Dataset rows describing interfaces
----------------

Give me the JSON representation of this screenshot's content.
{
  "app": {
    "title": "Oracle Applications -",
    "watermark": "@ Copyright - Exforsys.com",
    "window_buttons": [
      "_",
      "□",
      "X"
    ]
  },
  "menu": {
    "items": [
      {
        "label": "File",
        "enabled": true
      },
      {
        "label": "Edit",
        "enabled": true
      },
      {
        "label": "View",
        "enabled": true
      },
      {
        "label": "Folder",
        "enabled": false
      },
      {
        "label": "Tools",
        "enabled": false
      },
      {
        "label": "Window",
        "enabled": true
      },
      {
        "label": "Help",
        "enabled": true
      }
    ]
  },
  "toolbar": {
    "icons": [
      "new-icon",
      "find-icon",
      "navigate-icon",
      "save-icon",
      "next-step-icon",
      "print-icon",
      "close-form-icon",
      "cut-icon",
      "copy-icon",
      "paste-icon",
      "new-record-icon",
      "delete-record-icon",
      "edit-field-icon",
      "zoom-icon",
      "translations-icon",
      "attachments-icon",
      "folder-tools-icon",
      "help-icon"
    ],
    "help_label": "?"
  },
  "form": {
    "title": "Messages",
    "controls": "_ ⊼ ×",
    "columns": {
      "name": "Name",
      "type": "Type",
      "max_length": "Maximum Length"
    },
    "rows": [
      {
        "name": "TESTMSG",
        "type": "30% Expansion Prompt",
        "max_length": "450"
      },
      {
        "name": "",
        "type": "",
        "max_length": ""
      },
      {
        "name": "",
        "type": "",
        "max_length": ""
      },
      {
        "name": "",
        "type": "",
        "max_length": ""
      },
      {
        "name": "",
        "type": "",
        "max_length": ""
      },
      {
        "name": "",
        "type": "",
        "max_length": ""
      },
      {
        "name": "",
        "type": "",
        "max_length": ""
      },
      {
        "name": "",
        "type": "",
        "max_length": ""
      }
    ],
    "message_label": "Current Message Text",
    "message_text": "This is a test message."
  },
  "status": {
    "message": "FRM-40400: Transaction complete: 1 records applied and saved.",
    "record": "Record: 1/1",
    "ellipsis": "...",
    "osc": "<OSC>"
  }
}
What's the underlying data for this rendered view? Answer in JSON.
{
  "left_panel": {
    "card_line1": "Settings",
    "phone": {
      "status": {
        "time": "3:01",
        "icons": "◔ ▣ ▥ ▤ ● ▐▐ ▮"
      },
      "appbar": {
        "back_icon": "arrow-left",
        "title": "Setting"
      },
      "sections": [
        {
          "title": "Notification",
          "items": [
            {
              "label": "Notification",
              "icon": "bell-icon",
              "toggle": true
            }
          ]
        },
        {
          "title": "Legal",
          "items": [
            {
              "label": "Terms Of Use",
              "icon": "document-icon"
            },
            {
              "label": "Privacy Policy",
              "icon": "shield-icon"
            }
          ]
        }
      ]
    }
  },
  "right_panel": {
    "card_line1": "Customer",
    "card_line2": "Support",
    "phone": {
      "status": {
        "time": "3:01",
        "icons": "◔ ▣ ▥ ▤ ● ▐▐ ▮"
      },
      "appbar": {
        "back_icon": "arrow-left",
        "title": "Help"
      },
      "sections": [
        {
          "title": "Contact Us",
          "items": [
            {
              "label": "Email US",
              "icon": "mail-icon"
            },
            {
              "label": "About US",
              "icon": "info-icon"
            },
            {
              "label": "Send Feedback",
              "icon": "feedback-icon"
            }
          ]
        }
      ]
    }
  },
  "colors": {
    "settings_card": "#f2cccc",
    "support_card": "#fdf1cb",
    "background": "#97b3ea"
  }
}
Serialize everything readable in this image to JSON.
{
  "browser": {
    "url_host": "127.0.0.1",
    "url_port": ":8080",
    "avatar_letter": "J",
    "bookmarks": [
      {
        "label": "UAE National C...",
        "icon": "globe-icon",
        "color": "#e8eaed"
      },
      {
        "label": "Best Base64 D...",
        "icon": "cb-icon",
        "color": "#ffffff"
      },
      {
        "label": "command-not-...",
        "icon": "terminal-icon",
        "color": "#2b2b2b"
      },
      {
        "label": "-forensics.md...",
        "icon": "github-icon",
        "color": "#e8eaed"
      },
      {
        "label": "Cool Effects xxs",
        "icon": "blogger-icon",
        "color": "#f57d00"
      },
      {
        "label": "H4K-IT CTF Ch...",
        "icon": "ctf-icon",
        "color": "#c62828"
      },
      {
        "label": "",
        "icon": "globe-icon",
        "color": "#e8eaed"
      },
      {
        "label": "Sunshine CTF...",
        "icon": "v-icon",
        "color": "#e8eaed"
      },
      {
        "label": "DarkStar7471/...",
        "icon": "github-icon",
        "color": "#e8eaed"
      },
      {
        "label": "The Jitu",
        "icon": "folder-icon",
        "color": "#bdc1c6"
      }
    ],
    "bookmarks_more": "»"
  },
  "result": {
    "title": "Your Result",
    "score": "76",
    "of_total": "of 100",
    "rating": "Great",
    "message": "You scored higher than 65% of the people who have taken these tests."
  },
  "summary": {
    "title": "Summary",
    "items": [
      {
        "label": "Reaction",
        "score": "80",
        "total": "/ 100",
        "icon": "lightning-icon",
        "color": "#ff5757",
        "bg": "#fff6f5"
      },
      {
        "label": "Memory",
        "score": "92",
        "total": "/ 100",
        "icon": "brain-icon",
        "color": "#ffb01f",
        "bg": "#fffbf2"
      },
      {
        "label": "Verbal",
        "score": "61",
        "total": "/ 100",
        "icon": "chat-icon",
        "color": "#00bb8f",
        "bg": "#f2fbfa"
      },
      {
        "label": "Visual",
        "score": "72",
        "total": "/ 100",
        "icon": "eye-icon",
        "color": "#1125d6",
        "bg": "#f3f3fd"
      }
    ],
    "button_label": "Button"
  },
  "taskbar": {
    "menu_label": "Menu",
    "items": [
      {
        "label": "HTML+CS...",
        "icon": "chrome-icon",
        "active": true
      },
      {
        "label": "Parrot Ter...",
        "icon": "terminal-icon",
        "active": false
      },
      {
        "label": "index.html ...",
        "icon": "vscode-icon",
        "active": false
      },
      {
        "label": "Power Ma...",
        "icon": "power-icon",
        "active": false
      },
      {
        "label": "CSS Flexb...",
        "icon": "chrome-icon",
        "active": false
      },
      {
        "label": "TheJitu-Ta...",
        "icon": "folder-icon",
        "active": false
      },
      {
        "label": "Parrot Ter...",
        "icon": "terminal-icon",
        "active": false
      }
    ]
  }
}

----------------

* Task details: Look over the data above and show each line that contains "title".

* Answer:
    "title": "Oracle Applications -",
    "title": "Messages",
        "title": "Setting"
          "title": "Notification",
          "title": "Legal",
        "title": "Help"
          "title": "Contact Us",
    "title": "Your Result",
    "title": "Summary",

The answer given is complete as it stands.